→ **WHAT IS EXPECTED**:
Show every line below where "Disabled" appears.

(Dataset entries)
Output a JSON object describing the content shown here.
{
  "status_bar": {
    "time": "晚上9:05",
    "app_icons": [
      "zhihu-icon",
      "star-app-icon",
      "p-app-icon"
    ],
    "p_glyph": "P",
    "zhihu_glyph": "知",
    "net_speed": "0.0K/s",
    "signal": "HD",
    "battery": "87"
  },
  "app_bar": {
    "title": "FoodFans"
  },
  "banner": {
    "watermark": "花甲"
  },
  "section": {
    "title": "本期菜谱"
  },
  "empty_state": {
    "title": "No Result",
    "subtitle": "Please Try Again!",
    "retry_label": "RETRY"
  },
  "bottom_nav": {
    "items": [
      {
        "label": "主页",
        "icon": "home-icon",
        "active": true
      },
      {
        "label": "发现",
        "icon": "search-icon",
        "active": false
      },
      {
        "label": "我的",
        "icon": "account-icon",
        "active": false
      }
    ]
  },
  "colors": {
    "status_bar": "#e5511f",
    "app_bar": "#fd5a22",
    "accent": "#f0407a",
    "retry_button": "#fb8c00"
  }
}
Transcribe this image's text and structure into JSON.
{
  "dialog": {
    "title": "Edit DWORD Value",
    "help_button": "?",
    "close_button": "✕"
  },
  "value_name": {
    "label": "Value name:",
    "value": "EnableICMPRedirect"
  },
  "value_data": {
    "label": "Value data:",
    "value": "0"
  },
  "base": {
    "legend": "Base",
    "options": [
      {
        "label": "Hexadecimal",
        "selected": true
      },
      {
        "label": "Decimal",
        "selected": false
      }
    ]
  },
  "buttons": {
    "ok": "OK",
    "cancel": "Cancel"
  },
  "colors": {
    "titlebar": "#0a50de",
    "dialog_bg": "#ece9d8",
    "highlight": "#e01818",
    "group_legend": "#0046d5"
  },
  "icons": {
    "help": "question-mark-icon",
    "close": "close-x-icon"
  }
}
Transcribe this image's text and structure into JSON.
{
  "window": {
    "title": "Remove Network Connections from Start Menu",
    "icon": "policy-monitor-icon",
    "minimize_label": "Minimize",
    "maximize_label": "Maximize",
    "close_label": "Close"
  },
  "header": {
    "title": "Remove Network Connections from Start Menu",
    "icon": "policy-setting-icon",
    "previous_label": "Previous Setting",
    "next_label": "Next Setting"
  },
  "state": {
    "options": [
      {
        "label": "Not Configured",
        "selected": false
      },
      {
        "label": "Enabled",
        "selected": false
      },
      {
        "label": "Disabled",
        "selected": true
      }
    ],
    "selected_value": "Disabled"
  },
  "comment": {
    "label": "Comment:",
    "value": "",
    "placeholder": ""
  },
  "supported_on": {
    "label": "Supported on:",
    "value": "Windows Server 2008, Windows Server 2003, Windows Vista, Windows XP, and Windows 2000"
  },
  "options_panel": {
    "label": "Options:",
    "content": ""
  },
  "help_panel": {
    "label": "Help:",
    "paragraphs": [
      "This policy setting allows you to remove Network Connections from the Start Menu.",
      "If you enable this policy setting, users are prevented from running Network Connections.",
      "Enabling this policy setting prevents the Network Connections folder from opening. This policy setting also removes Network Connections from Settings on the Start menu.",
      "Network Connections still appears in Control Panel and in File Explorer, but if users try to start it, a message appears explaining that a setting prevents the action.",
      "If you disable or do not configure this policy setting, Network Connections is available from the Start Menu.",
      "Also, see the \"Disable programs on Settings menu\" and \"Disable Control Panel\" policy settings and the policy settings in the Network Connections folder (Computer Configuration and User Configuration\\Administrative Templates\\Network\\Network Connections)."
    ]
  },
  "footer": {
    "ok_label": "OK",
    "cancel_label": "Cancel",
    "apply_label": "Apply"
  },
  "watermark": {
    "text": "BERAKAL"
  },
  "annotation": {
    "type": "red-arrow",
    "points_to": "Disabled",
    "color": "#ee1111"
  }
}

→ **ANSWER SECTION**:
        "label": "Disabled",
    "selected_value": "Disabled"
    "points_to": "Disabled",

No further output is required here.